Unsurprisingly, the capture of Marioupolis from French and Denikinist forces on 29 March 1919 was largely due to the activities of the Greek ninth division led by Tachtamisev. A Greek Makhnovist regiment also fought alongside a Jewish one in a battle against the Whites in June 1919 and owing to the local Greeks’ commitment to the anarchist cause, the Marioupolis area was soon considered a safe haven for the Makhnovists. It was to the Greek village of Veliky Yanisol that the Makhnovist commander Lashkevich fled when he managed to escape from the Bolshevik encirclement of Gulyai Polye with the Makhnovist treasury of thousands of roubles. Here he was sheltered by a Greek grandfather. When he embezzled these funds, the local Greeks shot him in the main square of their village.
Predictably, the Greek anarchists suffered greatly at the hands of the Whites and the Bolsheviks for their attachment to the anarchist cause. A complicating factor was the arrival of Greek forces from Greece, sent by Venizelos to assist the Whites against the Bolsheviks. This allowed the Whites to portray the anarchists as not only traitors to Russia, but also to their Greek compatriots. In the aftermath of the White defeat, the Greeks also faced Bolshevik repression. In March 1920, a Bolshevik punitive detachment arrived in the area shooting seven people in Komar, 10 in Bogatyr and 12 in Konstantinovka.
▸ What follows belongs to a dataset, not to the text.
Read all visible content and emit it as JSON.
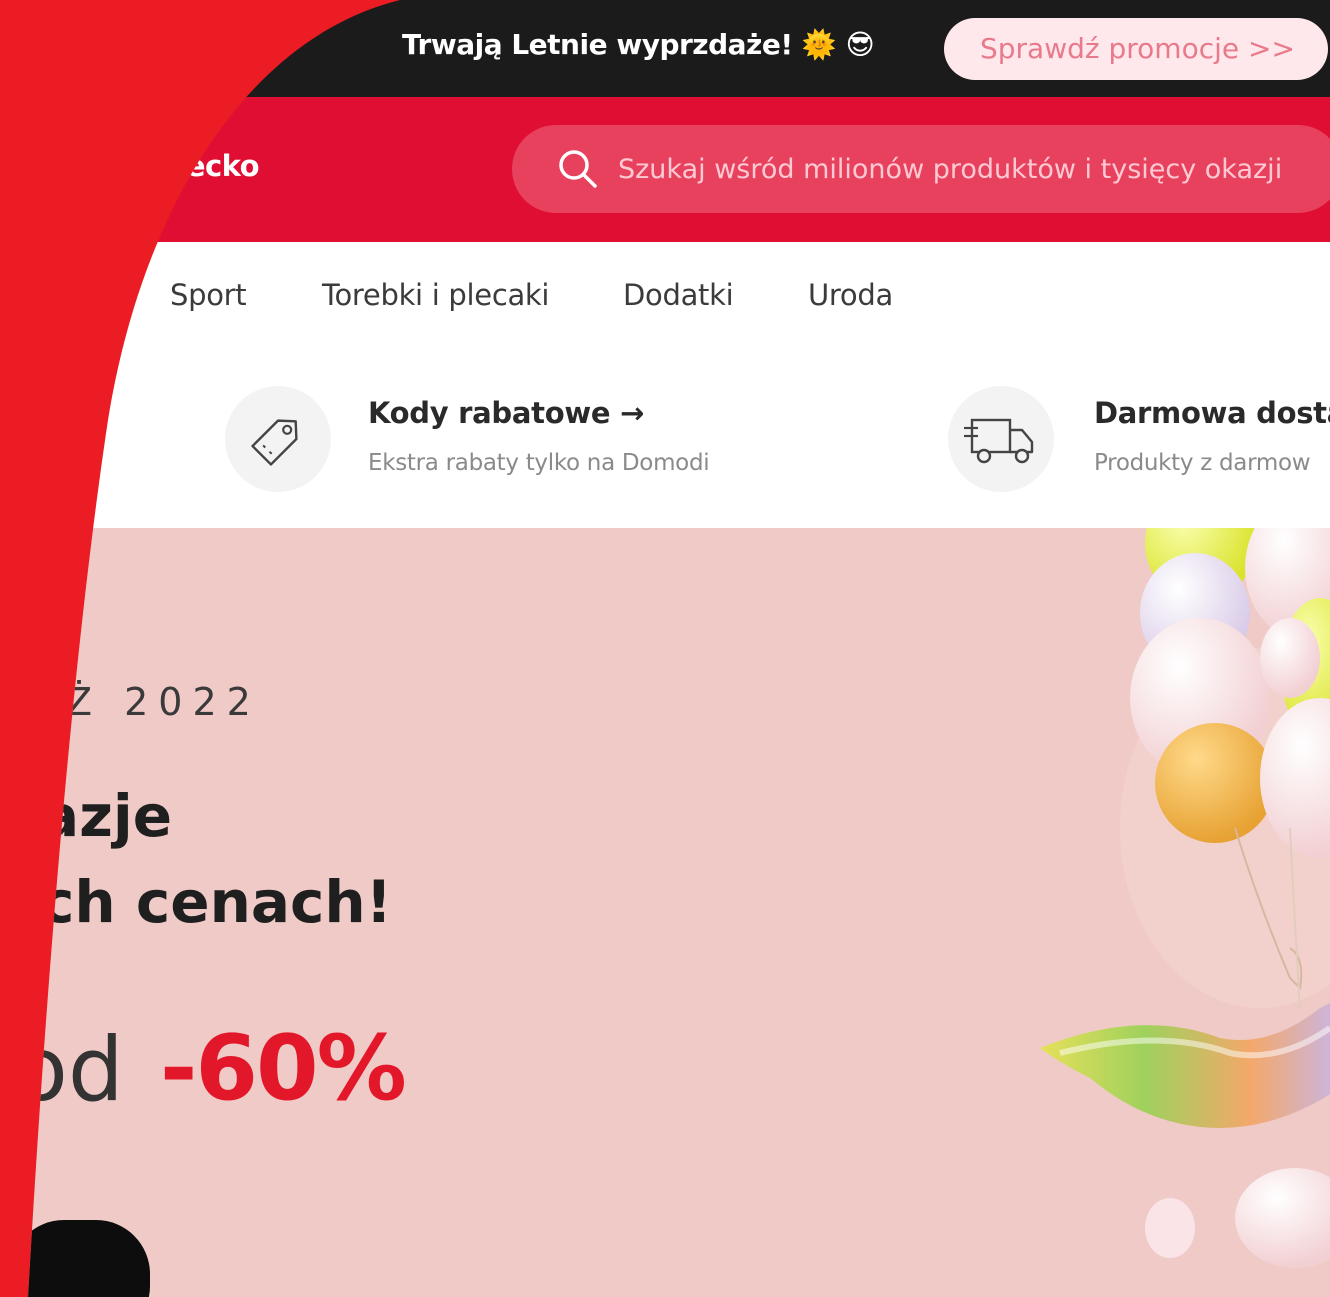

Further reprisals followed over the next few years. Stalin in particular saw the entire Greek population of the Ukraine as politically suspect because of its attachment to the anarchist movement. The Greek community was accused of creating an insurgent counterrevolutionary organisation that aimed at uniting part of the territory of the USSR to Greece. The number of arrests was so great that Yarutsky has compared the scale of the repression in the Greek villages with genocide.
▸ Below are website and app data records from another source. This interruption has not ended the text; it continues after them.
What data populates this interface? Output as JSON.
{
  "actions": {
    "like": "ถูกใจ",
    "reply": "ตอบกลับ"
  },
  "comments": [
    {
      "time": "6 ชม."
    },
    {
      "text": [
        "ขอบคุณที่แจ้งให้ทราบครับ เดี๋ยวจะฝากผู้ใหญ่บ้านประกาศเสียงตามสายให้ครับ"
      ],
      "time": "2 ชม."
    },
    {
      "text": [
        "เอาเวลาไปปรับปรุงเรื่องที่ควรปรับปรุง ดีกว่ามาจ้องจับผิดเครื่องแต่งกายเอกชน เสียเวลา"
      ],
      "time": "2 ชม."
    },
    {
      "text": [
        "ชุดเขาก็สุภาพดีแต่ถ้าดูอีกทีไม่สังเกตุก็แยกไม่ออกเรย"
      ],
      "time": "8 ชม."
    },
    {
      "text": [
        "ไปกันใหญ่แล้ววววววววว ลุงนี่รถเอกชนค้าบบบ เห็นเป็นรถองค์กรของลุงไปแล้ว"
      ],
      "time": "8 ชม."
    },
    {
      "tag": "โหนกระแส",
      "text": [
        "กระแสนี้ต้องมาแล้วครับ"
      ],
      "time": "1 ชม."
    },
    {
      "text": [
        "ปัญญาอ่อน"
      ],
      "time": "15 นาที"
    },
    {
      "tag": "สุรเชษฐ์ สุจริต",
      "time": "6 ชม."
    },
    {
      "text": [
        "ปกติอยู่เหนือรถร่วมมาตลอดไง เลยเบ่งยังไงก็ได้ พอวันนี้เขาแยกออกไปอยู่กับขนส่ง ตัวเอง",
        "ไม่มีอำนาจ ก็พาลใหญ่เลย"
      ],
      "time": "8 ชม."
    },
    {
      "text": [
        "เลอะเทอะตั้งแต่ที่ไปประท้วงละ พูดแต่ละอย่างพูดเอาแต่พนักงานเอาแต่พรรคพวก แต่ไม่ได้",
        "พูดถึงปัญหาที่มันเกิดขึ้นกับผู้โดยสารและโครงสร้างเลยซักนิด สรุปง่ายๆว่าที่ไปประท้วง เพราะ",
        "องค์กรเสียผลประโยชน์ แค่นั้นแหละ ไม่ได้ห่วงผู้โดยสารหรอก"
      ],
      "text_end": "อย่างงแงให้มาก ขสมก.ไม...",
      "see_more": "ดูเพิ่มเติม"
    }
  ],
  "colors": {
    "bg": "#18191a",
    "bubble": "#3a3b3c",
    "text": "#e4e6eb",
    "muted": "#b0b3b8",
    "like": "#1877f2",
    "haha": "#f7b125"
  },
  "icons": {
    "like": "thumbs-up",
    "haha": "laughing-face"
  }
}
It is fascinating to speculate how different the future of the world would have been, and indeed how social economic theory would have developed, had Makhno prevailed against the enemies of the anarchist movement. Makhnovism, which builds upon and elaborates the ideas of Peter Kropotkin, and serves as the philosophical basis for anarchist communism, theoretically without the need for repression (though Makhno’s movement, given its emergence within the Russian Civil War was anything but peaceful) was embraced by the Greeks of the Ukraine as a movement that would permit all peoples to retain their own particular identity and emancipate them, allowing them to be responsible for taking the decisions key to their welfare and future. While a comparison of Greek Makhnovist activism with Greek participation in the current conflict in the Ukraine may be of interest, it is high time that the sacrifices of these idealistic and progressive Greeks of the diaspora are appreciated in their own right.
*Dean Kalimniou is a Melbourne solicitor and freelance journalist.